John announced that it was time for a drink. “Everyone? Yes?” he said. “I think let’s do a white.”
“What do you want to listen to?” Sam said, controlling the iPad with a finger. “Mom? Any song.”
“Christmas songs,” Chloe said. “Put on a Christmas station.”
Sam ignored her. “Mom?”
“I liked the CD player,” Linda said. “I knew how to use it.”
“But you can have everything that was on your CDs, and even more,” Sam said. “Anything.”
“Just pick something and play it,” Sasha said. “Christ.”
A commercial blared.
“If you subscribe,” Sam said, “then there won’t be any commercials.”
“Come on,” Sasha said. “They don’t want to deal with that stuff.”
Sam, wounded, turned the volume down, studied the iPad in silence. Linda said that she loved the speaker, thank you for setting it up, wasn’t it nice how it freed up all this counter space, and dinner was ready anyway so they could just turn the music off.
Kiwi the Shih Tzu gets loose on the Thursday before the schools in the district let out for winter break.
The journalist was born in 1964, which is to say she’s seventeen years younger than I am.
A bank robbery. A hostage drama. A stairwell full of police o¬fficers on their way to storm an apartment.
I’m fascinated by the current vogue for posthumous books, and I’m thinking of writing a fake one that could appear to be “posthumous” and “unfinished” when it would, in fact, be perfectly complete.
In September 1970, two sites squared off for the title of the center of the world: Piccadilly Circus, in London, and Dam Square, in Amsterdam.

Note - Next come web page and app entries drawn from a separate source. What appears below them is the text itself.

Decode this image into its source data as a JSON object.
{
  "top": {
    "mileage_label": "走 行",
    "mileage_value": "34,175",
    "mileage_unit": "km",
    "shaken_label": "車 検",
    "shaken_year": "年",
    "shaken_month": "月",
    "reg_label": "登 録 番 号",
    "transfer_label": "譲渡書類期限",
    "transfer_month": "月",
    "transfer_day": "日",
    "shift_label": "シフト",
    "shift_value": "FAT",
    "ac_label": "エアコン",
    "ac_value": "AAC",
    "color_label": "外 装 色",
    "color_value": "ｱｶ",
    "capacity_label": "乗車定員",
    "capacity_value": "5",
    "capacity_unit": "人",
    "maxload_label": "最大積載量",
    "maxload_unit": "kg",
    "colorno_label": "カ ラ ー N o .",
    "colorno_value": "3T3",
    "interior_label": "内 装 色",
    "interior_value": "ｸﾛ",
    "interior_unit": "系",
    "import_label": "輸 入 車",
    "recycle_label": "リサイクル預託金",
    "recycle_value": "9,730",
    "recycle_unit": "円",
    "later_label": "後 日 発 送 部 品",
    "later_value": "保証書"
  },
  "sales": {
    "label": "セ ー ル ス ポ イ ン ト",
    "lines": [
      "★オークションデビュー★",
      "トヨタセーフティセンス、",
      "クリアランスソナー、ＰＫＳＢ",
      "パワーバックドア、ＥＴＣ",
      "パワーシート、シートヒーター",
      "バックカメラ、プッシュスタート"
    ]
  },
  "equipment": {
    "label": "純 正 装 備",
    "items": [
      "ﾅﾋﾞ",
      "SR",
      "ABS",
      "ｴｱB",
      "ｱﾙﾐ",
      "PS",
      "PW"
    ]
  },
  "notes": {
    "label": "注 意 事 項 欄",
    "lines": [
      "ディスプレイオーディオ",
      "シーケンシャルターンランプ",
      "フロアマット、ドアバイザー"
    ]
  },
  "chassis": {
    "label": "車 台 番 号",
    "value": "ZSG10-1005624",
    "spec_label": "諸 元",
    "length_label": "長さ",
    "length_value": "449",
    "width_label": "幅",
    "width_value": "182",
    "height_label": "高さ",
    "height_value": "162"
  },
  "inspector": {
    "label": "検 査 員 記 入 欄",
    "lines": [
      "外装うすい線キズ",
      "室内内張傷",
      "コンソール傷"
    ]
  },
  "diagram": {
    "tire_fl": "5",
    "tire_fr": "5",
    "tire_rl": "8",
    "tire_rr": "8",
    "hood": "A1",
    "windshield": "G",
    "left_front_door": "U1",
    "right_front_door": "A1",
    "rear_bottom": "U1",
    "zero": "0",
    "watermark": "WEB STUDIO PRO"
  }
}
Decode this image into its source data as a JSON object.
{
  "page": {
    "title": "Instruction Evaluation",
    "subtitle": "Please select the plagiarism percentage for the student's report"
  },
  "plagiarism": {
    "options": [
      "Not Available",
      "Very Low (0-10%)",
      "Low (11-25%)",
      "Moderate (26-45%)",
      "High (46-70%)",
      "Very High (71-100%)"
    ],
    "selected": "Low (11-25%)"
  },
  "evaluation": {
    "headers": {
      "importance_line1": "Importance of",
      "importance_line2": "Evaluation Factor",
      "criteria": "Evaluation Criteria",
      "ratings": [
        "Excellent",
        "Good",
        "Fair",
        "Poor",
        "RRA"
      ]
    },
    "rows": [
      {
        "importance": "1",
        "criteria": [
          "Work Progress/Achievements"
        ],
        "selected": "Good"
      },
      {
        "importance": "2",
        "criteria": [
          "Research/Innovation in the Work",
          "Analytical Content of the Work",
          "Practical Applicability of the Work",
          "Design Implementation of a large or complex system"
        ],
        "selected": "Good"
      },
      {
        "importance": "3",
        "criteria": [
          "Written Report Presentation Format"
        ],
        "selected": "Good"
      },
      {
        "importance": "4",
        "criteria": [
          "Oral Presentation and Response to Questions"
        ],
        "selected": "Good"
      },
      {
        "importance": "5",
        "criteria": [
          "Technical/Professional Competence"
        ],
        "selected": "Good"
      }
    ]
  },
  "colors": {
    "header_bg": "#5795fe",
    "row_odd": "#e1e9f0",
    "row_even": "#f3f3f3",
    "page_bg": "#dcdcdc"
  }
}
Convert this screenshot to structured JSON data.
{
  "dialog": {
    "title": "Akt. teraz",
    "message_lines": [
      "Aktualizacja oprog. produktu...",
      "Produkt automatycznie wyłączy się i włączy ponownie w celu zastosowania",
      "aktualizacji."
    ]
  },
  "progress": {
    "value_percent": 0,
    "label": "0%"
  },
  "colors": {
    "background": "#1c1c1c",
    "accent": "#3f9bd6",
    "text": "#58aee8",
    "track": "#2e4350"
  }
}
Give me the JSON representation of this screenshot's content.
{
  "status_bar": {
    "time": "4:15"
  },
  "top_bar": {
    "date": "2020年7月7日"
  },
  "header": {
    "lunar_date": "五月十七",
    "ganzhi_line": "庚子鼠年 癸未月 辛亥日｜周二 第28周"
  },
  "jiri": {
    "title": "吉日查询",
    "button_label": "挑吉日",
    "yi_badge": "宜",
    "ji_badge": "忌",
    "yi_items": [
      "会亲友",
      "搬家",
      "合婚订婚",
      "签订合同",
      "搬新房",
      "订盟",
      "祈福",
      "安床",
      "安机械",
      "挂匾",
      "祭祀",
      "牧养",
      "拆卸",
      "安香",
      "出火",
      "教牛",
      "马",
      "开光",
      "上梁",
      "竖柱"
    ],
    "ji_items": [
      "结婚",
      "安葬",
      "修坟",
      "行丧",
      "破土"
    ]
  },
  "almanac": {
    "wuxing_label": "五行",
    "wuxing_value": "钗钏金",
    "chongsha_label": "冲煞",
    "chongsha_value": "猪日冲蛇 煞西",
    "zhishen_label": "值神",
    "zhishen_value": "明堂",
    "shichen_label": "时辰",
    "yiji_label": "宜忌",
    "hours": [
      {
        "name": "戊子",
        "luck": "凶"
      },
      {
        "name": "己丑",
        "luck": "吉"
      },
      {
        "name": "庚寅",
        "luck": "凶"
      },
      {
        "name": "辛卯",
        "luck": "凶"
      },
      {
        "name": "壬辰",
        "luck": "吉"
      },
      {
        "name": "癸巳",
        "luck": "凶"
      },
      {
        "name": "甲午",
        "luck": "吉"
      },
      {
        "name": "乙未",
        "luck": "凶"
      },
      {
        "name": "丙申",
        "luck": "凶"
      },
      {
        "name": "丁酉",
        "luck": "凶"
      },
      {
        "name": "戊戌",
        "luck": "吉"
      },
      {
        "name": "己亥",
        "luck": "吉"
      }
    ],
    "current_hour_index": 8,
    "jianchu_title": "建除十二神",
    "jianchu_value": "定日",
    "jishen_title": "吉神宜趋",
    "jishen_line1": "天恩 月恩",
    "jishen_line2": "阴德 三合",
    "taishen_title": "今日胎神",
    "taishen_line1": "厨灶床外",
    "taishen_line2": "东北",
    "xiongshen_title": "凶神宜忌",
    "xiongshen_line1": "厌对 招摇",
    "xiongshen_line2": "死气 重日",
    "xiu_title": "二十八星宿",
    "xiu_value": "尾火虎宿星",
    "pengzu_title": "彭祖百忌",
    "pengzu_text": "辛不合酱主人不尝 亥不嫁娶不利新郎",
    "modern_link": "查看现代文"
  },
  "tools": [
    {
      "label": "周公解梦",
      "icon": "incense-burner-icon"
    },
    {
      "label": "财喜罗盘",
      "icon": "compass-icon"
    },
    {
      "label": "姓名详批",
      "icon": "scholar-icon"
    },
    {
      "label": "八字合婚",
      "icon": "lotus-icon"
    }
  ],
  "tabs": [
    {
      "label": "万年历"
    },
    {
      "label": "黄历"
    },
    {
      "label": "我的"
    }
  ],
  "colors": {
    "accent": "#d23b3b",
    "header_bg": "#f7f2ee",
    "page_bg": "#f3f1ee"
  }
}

On Christmas Day 1996 a man was driving across the mountains on his way home from Oslo.